Personal branding is Ellie Middleton’s forte. Working for both an agency, and freelance, Ellie creates tailored content to elevate your brand. Not only is Ellie well versed in branding and marketing, she also speaks openly to her audience on the topic of ADHD, highlighting the positives and common misconceptions. We chat to Ellie about myth-busting ADHD stereotypes, her hopes for the future, and what it's like going (extremely) viral on LinkedIn.
Tell us a little bit about your career experience and current role.
I currently work in personal branding, which is actually very new to me but I love it! I work with an agency called Kurogo and also do some freelance work - and my work includes copywriting, meeting with clients and helping them to communicate themselves to their audience. Before this, I was working in e-commerce and social media and I also did some customer service work when I first left school.
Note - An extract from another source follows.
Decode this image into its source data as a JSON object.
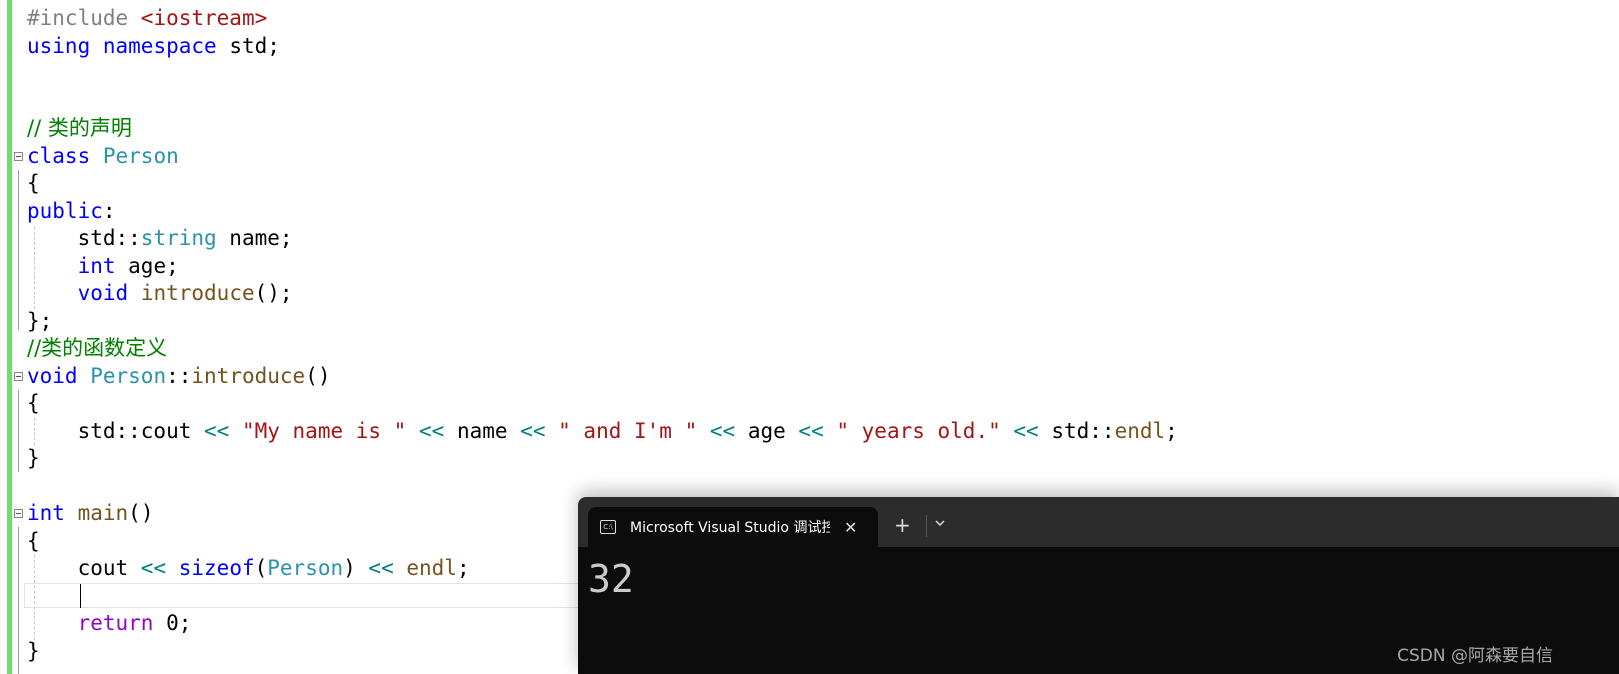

What does a typical day to day look like for you?
A typical day for me will include writing social media posts for clients, looking into any relevant news which their audience will be interested in, chatting with clients and content creation. I'm working from home at the minute so I always try to squeeze in a lunchtime walk to make sure I'm getting some fresh air!
Can you tell us a little bit about your food blog?
My food blog is like my baby! I started an Instagram account in February this year - bored, mid-lockdown and trying to hold myself accountable for what I was eating! It started off as just somewhere to document my meals, but as the account has grown it's led to me being invited to lots of local restaurants to try them out and post a review. I've always been a huge foodie, so it's a bit surreal that I get to try all these amazing restaurants for free!
You’re very vocal about ADHD and the positives of it. If you could debunk one myth about ADHD what would it be?
I think it would be the myth of the "naughty little boy" ADHD persona. Until this year, I myself didn't know much about ADHD. I think a lot of us just associate it with a loud, naughty schoolboy kicking up a fuss in class. This stereotype is the reason that so many women and girls go undiagnosed and misdiagnosed for such a long time!
The 9-5 working week is often specifically tailored to suit neurotypical people, have you had to adapt work to find ways of working that suit you? If so, how have you done this?
This is something I definitely have to be wary of - I'm seriously prone to burnout! I'm very lucky to be in a job that allows for flexibility, and I think the lockdowns helped a lot with this. I make sure to take breaks and get out for fresh air, and have to make a conscious effort not to say "yes" to too many projects at once! My freelance career is just beginning so I'm excited to have even more control around my own schedule.
How would you like to see people with ADHD better supported in the workplace?
Understanding, flexibility and communication are key. Having a manager that understands and supports you is seriously underrated. I've always been lucky to have managers that understand if I say that it's just one of those days and I need to take some time out and make the time up later.
Do you have any personal career highlights?
I think I've got to mention the viral post here! I had a post reach 3.4 million views, within my first month on LinkedIn. The number of people that reached out to me was insane, and people I'd never have dreamed would be interested in what I had to say were singing my praises! My inbox was filled with lovely messages, job offers, opportunities to feature on podcasts and I even got to chat with the creator team from LinkedIn!
What are your hopes for the future?
In terms of job roles - I love personal branding and social media, and my favourite part of the job is getting to really know people and understand how their brains work. I'd love to speak to as many people as possible and help them communicate to their audience. I'd really love to do some more advocating around ADHD and neurodiversity in general, and help other women and girls get their diagnosis earlier. Some more travelling would be nice, too!
If you could give your younger self one bit of career advice what would it be?
Don't spend so much time worrying about what others think of you. Yes, you might be a bit different - but that doesn't mean there is anything wrong with you. You are a good person, and if people can't appreciate you then they're not worth your time. Focus on the ones that love you, rather than the ones that don't. You will never be able to please everyone.
You can find Ellie on LinkedIn here!
Words: Grace Goslin